 (74.2,80.6] (99.7,106]  (55.2,61.5] (67.9,74.2]
 (55.2,61.5] (48.9,55.2] (74.2,80.6] (48.9,55.2]
 (99.7,106]  (67.9,74.2] (67.9,74.2] (61.5,67.9]
 (74.2,80.6] (42.4,48.9] (48.9,55.2] (67.9,74.2]
 (55.2,61.5] (55.2,61.5] (48.9,55.2] (42.4,48.9]
 (61.5,67.9] (61.5,67.9] (67.9,74.2] (67.9,74.2]
 (48.9,55.2] (48.9,55.2] (55.2,61.5] (48.9,55.2]
 (48.9,55.2] (55.2,61.5] (74.2,80.6] (48.9,55.2]
 (80.6,86.9] (48.9,55.2] (48.9,55.2] (67.9,74.2]
 (61.5,67.9] (61.5,67.9] (48.9,55.2] (80.6,86.9]
 (61.5,67.9] (74.2,80.6] (74.2,80.6]
10 Levels: (42.4,48.9] (48.9,55.2] ... (99.7,106]

## Grouping and counting

Now we have a factor that we can plot

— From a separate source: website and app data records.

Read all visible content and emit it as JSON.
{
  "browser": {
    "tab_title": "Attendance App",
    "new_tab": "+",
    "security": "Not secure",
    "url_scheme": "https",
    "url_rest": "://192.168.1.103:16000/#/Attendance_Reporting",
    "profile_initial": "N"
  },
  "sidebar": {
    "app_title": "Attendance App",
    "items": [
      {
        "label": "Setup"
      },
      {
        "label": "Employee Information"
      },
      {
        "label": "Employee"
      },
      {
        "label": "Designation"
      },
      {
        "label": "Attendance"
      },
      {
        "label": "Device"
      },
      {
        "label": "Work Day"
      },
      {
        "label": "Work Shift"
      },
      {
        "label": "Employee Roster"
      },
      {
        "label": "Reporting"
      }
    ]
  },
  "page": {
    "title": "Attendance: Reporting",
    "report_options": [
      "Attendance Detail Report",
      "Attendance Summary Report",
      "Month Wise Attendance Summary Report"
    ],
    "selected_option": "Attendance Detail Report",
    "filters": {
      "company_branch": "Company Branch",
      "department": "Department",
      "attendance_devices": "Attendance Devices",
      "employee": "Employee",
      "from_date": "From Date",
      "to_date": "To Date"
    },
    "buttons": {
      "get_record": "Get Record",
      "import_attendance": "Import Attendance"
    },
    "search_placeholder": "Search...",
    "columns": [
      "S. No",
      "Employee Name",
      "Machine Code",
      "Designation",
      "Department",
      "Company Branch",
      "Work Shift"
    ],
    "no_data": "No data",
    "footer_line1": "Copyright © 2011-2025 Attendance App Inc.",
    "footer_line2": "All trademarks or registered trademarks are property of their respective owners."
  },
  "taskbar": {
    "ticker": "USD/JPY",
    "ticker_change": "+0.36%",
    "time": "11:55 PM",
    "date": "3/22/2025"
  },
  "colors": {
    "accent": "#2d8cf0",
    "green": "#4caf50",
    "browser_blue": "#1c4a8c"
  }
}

plot(cut(survey$weight_kg, 10)) ## Histograms ## Histograms group and count in one step plot(survey$weight_kg) hist(survey$weight_kg) ## Histograms Numeric data can be grouped into classes • The default number of classes is automatic, but you can change it • Frequency means “how many times” Histogram bars are not separated • This is because numerical values are continuous, and there is no “space” between them ## Numeric data is grouped in Nclasses hist(survey$weight_kg,
col="grey") hist(survey\$weight_kg,
col="grey", nclass = 20)